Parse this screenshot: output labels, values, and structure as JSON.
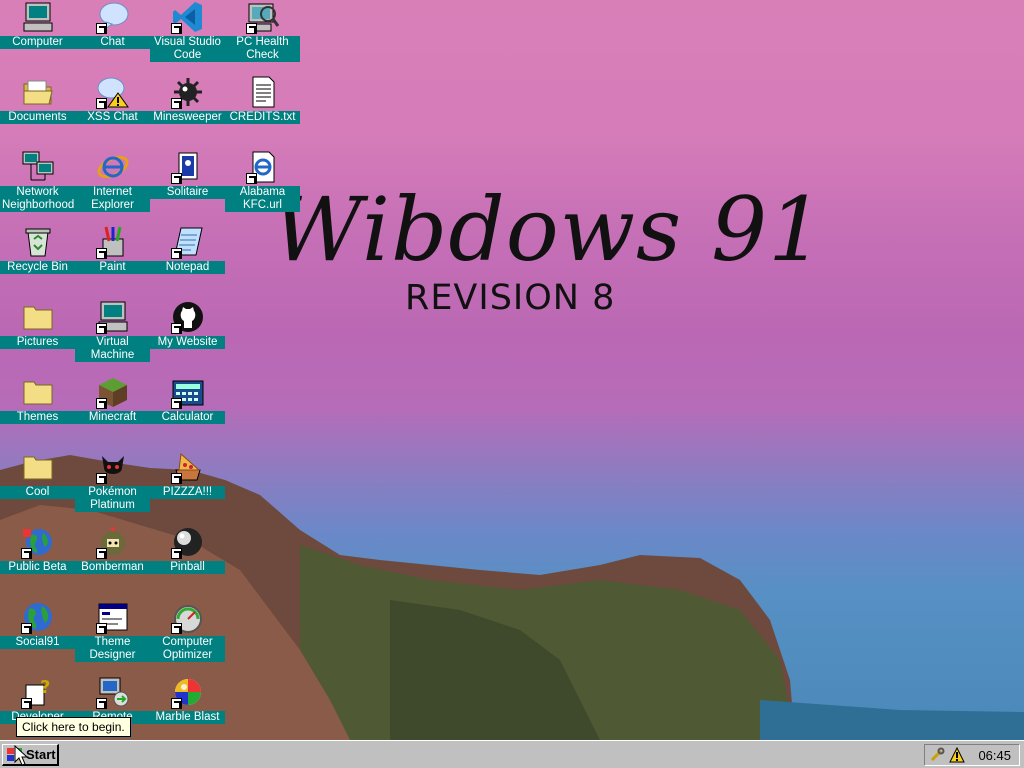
{
  "wallpaper": {
    "title": "Wibdows 91",
    "subtitle": "REVISION 8"
  },
  "icons": [
    {
      "label": "Computer",
      "icon": "computer-icon",
      "shortcut": false
    },
    {
      "label": "Chat",
      "icon": "chat-bubble-icon",
      "shortcut": true
    },
    {
      "label": "Visual Studio Code",
      "icon": "vscode-icon",
      "shortcut": true
    },
    {
      "label": "PC Health Check",
      "icon": "pc-health-icon",
      "shortcut": true
    },
    {
      "label": "Documents",
      "icon": "folder-open-icon",
      "shortcut": false
    },
    {
      "label": "XSS Chat",
      "icon": "xss-chat-icon",
      "shortcut": true
    },
    {
      "label": "Minesweeper",
      "icon": "mine-icon",
      "shortcut": true
    },
    {
      "label": "CREDITS.txt",
      "icon": "text-file-icon",
      "shortcut": false
    },
    {
      "label": "Network Neighborhood",
      "icon": "network-icon",
      "shortcut": false
    },
    {
      "label": "Internet Explorer",
      "icon": "ie-icon",
      "shortcut": false
    },
    {
      "label": "Solitaire",
      "icon": "solitaire-icon",
      "shortcut": true
    },
    {
      "label": "Alabama KFC.url",
      "icon": "ie-url-icon",
      "shortcut": true
    },
    {
      "label": "Recycle Bin",
      "icon": "recycle-bin-icon",
      "shortcut": false
    },
    {
      "label": "Paint",
      "icon": "paint-icon",
      "shortcut": true
    },
    {
      "label": "Notepad",
      "icon": "notepad-icon",
      "shortcut": true
    },
    {
      "label": "Pictures",
      "icon": "folder-icon",
      "shortcut": false
    },
    {
      "label": "Virtual Machine",
      "icon": "vm-icon",
      "shortcut": true
    },
    {
      "label": "My Website",
      "icon": "github-icon",
      "shortcut": true
    },
    {
      "label": "Themes",
      "icon": "folder-icon",
      "shortcut": false
    },
    {
      "label": "Minecraft",
      "icon": "minecraft-icon",
      "shortcut": true
    },
    {
      "label": "Calculator",
      "icon": "calculator-icon",
      "shortcut": true
    },
    {
      "label": "Cool",
      "icon": "folder-icon",
      "shortcut": false
    },
    {
      "label": "Pokémon Platinum",
      "icon": "pokemon-icon",
      "shortcut": true
    },
    {
      "label": "PIZZZA!!!",
      "icon": "pizza-icon",
      "shortcut": true
    },
    {
      "label": "Public Beta",
      "icon": "globe-icon",
      "shortcut": true
    },
    {
      "label": "Bomberman",
      "icon": "bomberman-icon",
      "shortcut": true
    },
    {
      "label": "Pinball",
      "icon": "pinball-icon",
      "shortcut": true
    },
    {
      "label": "Social91",
      "icon": "globe-social-icon",
      "shortcut": true
    },
    {
      "label": "Theme Designer",
      "icon": "window-icon",
      "shortcut": true
    },
    {
      "label": "Computer Optimizer",
      "icon": "gauge-icon",
      "shortcut": true
    },
    {
      "label": "Developer",
      "icon": "help-doc-icon",
      "shortcut": true
    },
    {
      "label": "Remote",
      "icon": "remote-icon",
      "shortcut": true
    },
    {
      "label": "Marble Blast",
      "icon": "marble-icon",
      "shortcut": true
    }
  ],
  "taskbar": {
    "start_label": "Start",
    "clock": "06:45"
  },
  "tooltip": {
    "text": "Click here to begin."
  }
}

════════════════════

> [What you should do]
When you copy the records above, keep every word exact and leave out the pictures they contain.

> [Solved problem]
Parse this screenshot: output labels, values, and structure as JSON.
{
  "wallpaper": {
    "title": "Wibdows 91",
    "subtitle": "REVISION 8"
  },
  "icons": [
    {
      "label": "Computer",
      "icon": "computer-icon",
      "shortcut": false
    },
    {
      "label": "Chat",
      "icon": "chat-bubble-icon",
      "shortcut": true
    },
    {
      "label": "Visual Studio Code",
      "icon": "vscode-icon",
      "shortcut": true
    },
    {
      "label": "PC Health Check",
      "icon": "pc-health-icon",
      "shortcut": true
    },
    {
      "label": "Documents",
      "icon": "folder-open-icon",
      "shortcut": false
    },
    {
      "label": "XSS Chat",
      "icon": "xss-chat-icon",
      "shortcut": true
    },
    {
      "label": "Minesweeper",
      "icon": "mine-icon",
      "shortcut": true
    },
    {
      "label": "CREDITS.txt",
      "icon": "text-file-icon",
      "shortcut": false
    },
    {
      "label": "Network Neighborhood",
      "icon": "network-icon",
      "shortcut": false
    },
    {
      "label": "Internet Explorer",
      "icon": "ie-icon",
      "shortcut": false
    },
    {
      "label": "Solitaire",
      "icon": "solitaire-icon",
      "shortcut": true
    },
    {
      "label": "Alabama KFC.url",
      "icon": "ie-url-icon",
      "shortcut": true
    },
    {
      "label": "Recycle Bin",
      "icon": "recycle-bin-icon",
      "shortcut": false
    },
    {
      "label": "Paint",
      "icon": "paint-icon",
      "shortcut": true
    },
    {
      "label": "Notepad",
      "icon": "notepad-icon",
      "shortcut": true
    },
    {
      "label": "Pictures",
      "icon": "folder-icon",
      "shortcut": false
    },
    {
      "label": "Virtual Machine",
      "icon": "vm-icon",
      "shortcut": true
    },
    {
      "label": "My Website",
      "icon": "github-icon",
      "shortcut": true
    },
    {
      "label": "Themes",
      "icon": "folder-icon",
      "shortcut": false
    },
    {
      "label": "Minecraft",
      "icon": "minecraft-icon",
      "shortcut": true
    },
    {
      "label": "Calculator",
      "icon": "calculator-icon",
      "shortcut": true
    },
    {
      "label": "Cool",
      "icon": "folder-icon",
      "shortcut": false
    },
    {
      "label": "Pokémon Platinum",
      "icon": "pokemon-icon",
      "shortcut": true
    },
    {
      "label": "PIZZZA!!!",
      "icon": "pizza-icon",
      "shortcut": true
    },
    {
      "label": "Public Beta",
      "icon": "globe-icon",
      "shortcut": true
    },
    {
      "label": "Bomberman",
      "icon": "bomberman-icon",
      "shortcut": true
    },
    {
      "label": "Pinball",
      "icon": "pinball-icon",
      "shortcut": true
    },
    {
      "label": "Social91",
      "icon": "globe-social-icon",
      "shortcut": true
    },
    {
      "label": "Theme Designer",
      "icon": "window-icon",
      "shortcut": true
    },
    {
      "label": "Computer Optimizer",
      "icon": "gauge-icon",
      "shortcut": true
    },
    {
      "label": "Developer",
      "icon": "help-doc-icon",
      "shortcut": true
    },
    {
      "label": "Remote",
      "icon": "remote-icon",
      "shortcut": true
    },
    {
      "label": "Marble Blast",
      "icon": "marble-icon",
      "shortcut": true
    }
  ],
  "taskbar": {
    "start_label": "Start",
    "clock": "06:45"
  },
  "tooltip": {
    "text": "Click here to begin."
  }
}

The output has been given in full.